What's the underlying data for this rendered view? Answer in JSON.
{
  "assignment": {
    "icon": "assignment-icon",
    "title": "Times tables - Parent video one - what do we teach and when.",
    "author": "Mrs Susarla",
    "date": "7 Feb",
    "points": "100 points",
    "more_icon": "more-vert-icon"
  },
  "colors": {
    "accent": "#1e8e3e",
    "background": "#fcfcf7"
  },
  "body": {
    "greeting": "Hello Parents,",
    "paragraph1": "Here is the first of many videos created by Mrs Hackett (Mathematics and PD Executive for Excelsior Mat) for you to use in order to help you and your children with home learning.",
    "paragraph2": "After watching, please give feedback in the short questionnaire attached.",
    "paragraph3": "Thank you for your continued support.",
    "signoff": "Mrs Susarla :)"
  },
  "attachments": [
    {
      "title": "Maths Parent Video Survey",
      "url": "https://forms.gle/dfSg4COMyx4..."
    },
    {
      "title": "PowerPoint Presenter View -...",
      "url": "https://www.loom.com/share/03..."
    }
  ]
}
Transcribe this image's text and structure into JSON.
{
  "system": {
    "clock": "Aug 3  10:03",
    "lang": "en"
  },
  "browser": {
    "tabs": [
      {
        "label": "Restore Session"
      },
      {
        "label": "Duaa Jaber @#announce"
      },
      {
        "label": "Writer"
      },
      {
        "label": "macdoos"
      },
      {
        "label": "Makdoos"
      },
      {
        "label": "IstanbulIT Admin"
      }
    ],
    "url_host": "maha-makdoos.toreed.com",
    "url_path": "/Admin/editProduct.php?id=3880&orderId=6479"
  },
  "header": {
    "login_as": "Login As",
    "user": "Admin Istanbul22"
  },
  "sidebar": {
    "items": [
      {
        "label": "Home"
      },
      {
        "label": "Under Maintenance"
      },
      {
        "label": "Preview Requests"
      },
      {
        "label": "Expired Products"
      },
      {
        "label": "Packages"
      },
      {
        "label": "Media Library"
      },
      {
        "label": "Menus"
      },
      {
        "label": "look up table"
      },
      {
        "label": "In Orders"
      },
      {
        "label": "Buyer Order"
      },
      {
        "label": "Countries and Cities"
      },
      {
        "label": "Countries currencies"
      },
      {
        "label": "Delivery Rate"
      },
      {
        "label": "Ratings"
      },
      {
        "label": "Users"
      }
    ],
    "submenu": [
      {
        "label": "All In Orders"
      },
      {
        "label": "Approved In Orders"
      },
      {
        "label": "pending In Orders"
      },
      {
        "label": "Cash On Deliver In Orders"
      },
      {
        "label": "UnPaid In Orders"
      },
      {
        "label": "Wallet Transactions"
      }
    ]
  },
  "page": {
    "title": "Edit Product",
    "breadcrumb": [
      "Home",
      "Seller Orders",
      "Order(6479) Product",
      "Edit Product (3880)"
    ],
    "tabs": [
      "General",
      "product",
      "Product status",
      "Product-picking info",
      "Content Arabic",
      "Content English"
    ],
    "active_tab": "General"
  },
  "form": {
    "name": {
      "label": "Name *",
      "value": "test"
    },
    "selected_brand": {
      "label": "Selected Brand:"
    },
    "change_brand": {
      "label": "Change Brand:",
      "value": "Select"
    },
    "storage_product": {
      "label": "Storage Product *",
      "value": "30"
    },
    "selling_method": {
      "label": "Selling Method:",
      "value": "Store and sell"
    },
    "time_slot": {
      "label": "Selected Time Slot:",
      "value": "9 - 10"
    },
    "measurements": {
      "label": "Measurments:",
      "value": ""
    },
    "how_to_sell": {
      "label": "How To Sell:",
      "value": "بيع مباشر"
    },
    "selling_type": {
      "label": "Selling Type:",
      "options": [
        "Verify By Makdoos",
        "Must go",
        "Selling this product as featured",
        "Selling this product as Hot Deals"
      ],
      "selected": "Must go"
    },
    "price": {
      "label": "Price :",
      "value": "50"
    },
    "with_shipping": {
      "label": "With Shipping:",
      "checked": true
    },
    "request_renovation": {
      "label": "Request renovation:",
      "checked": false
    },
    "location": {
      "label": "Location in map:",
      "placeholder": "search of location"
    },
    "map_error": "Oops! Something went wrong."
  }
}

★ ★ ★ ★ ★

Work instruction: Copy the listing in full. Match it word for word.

Output of the exercise:
What's the underlying data for this rendered view? Answer in JSON.
{
  "assignment": {
    "icon": "assignment-icon",
    "title": "Times tables - Parent video one - what do we teach and when.",
    "author": "Mrs Susarla",
    "date": "7 Feb",
    "points": "100 points",
    "more_icon": "more-vert-icon"
  },
  "colors": {
    "accent": "#1e8e3e",
    "background": "#fcfcf7"
  },
  "body": {
    "greeting": "Hello Parents,",
    "paragraph1": "Here is the first of many videos created by Mrs Hackett (Mathematics and PD Executive for Excelsior Mat) for you to use in order to help you and your children with home learning.",
    "paragraph2": "After watching, please give feedback in the short questionnaire attached.",
    "paragraph3": "Thank you for your continued support.",
    "signoff": "Mrs Susarla :)"
  },
  "attachments": [
    {
      "title": "Maths Parent Video Survey",
      "url": "https://forms.gle/dfSg4COMyx4..."
    },
    {
      "title": "PowerPoint Presenter View -...",
      "url": "https://www.loom.com/share/03..."
    }
  ]
}
Transcribe this image's text and structure into JSON.
{
  "system": {
    "clock": "Aug 3  10:03",
    "lang": "en"
  },
  "browser": {
    "tabs": [
      {
        "label": "Restore Session"
      },
      {
        "label": "Duaa Jaber @#announce"
      },
      {
        "label": "Writer"
      },
      {
        "label": "macdoos"
      },
      {
        "label": "Makdoos"
      },
      {
        "label": "IstanbulIT Admin"
      }
    ],
    "url_host": "maha-makdoos.toreed.com",
    "url_path": "/Admin/editProduct.php?id=3880&orderId=6479"
  },
  "header": {
    "login_as": "Login As",
    "user": "Admin Istanbul22"
  },
  "sidebar": {
    "items": [
      {
        "label": "Home"
      },
      {
        "label": "Under Maintenance"
      },
      {
        "label": "Preview Requests"
      },
      {
        "label": "Expired Products"
      },
      {
        "label": "Packages"
      },
      {
        "label": "Media Library"
      },
      {
        "label": "Menus"
      },
      {
        "label": "look up table"
      },
      {
        "label": "In Orders"
      },
      {
        "label": "Buyer Order"
      },
      {
        "label": "Countries and Cities"
      },
      {
        "label": "Countries currencies"
      },
      {
        "label": "Delivery Rate"
      },
      {
        "label": "Ratings"
      },
      {
        "label": "Users"
      }
    ],
    "submenu": [
      {
        "label": "All In Orders"
      },
      {
        "label": "Approved In Orders"
      },
      {
        "label": "pending In Orders"
      },
      {
        "label": "Cash On Deliver In Orders"
      },
      {
        "label": "UnPaid In Orders"
      },
      {
        "label": "Wallet Transactions"
      }
    ]
  },
  "page": {
    "title": "Edit Product",
    "breadcrumb": [
      "Home",
      "Seller Orders",
      "Order(6479) Product",
      "Edit Product (3880)"
    ],
    "tabs": [
      "General",
      "product",
      "Product status",
      "Product-picking info",
      "Content Arabic",
      "Content English"
    ],
    "active_tab": "General"
  },
  "form": {
    "name": {
      "label": "Name *",
      "value": "test"
    },
    "selected_brand": {
      "label": "Selected Brand:"
    },
    "change_brand": {
      "label": "Change Brand:",
      "value": "Select"
    },
    "storage_product": {
      "label": "Storage Product *",
      "value": "30"
    },
    "selling_method": {
      "label": "Selling Method:",
      "value": "Store and sell"
    },
    "time_slot": {
      "label": "Selected Time Slot:",
      "value": "9 - 10"
    },
    "measurements": {
      "label": "Measurments:",
      "value": ""
    },
    "how_to_sell": {
      "label": "How To Sell:",
      "value": "بيع مباشر"
    },
    "selling_type": {
      "label": "Selling Type:",
      "options": [
        "Verify By Makdoos",
        "Must go",
        "Selling this product as featured",
        "Selling this product as Hot Deals"
      ],
      "selected": "Must go"
    },
    "price": {
      "label": "Price :",
      "value": "50"
    },
    "with_shipping": {
      "label": "With Shipping:",
      "checked": true
    },
    "request_renovation": {
      "label": "Request renovation:",
      "checked": false
    },
    "location": {
      "label": "Location in map:",
      "placeholder": "search of location"
    },
    "map_error": "Oops! Something went wrong."
  }
}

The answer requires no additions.